(GIVEN RECORDS begins)
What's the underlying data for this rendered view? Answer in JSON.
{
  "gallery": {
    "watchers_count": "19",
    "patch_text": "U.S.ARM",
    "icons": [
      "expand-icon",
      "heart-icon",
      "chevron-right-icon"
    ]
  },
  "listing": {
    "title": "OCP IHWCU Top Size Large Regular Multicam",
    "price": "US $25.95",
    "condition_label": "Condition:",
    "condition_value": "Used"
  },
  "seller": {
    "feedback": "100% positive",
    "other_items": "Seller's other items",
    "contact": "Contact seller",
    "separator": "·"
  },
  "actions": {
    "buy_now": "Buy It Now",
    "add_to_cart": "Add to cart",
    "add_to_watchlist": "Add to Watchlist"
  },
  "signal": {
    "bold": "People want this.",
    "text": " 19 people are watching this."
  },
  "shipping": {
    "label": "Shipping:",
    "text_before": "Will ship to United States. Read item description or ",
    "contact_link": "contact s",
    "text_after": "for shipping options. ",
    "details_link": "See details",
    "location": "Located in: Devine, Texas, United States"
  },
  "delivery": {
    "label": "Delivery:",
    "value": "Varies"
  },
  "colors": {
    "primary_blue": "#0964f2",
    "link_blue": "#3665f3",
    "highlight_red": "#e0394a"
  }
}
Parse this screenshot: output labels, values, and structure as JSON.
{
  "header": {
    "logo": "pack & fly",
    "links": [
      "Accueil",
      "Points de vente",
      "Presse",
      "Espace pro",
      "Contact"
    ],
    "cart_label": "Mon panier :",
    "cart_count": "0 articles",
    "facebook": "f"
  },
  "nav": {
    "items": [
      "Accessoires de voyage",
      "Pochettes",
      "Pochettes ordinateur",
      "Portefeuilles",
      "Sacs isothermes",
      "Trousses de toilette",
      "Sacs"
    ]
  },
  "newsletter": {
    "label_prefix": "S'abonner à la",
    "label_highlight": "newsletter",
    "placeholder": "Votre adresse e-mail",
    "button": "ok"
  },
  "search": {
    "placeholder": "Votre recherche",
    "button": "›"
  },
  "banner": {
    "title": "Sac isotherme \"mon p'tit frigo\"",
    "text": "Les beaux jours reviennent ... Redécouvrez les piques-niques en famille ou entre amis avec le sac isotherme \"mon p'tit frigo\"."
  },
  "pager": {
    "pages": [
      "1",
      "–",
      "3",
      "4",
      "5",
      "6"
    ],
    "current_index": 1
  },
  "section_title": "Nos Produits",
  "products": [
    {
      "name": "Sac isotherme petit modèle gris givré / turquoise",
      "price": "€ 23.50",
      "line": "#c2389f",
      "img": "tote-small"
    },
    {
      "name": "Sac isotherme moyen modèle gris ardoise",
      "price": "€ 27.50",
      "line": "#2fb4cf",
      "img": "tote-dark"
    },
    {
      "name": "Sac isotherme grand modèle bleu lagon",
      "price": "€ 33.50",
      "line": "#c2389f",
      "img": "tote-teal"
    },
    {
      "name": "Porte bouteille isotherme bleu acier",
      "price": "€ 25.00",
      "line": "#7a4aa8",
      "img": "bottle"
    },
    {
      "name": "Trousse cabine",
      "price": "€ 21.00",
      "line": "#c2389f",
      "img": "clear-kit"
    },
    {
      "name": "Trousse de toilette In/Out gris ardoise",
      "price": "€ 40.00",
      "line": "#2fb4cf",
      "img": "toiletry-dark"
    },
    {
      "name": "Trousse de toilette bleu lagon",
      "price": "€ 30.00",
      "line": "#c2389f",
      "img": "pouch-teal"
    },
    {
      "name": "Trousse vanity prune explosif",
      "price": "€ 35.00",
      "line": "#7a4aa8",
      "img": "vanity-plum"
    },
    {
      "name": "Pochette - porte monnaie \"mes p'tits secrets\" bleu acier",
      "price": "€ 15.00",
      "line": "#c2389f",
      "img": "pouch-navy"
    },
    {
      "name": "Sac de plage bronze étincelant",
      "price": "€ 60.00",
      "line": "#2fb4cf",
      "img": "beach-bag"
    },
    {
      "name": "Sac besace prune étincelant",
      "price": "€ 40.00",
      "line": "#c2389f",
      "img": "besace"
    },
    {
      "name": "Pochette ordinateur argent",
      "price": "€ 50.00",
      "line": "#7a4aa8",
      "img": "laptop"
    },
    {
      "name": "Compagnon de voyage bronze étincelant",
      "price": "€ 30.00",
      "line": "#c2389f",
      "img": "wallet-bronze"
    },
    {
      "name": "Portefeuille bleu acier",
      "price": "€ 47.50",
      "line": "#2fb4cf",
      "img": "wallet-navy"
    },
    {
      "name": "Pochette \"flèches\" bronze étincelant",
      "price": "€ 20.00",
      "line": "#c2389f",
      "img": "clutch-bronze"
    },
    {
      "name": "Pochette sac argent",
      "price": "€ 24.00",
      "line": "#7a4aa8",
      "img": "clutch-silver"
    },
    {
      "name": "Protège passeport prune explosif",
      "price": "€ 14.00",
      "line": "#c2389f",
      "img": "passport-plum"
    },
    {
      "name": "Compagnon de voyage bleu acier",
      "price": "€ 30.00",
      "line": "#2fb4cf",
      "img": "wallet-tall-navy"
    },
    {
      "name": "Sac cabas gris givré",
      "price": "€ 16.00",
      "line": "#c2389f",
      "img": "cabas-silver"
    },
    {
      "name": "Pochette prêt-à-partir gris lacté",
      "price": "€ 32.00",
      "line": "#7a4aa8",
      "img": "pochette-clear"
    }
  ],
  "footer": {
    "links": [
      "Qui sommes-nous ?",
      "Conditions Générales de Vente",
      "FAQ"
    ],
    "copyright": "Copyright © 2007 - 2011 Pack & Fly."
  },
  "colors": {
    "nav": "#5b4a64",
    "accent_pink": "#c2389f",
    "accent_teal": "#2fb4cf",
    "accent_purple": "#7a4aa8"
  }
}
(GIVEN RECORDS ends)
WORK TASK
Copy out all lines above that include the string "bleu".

RESPONSE AREA
      "name": "Sac isotherme grand modèle bleu lagon",
      "name": "Porte bouteille isotherme bleu acier",
      "name": "Trousse de toilette bleu lagon",
      "name": "Pochette - porte monnaie \"mes p'tits secrets\" bleu acier",
      "name": "Portefeuille bleu acier",
      "name": "Compagnon de voyage bleu acier",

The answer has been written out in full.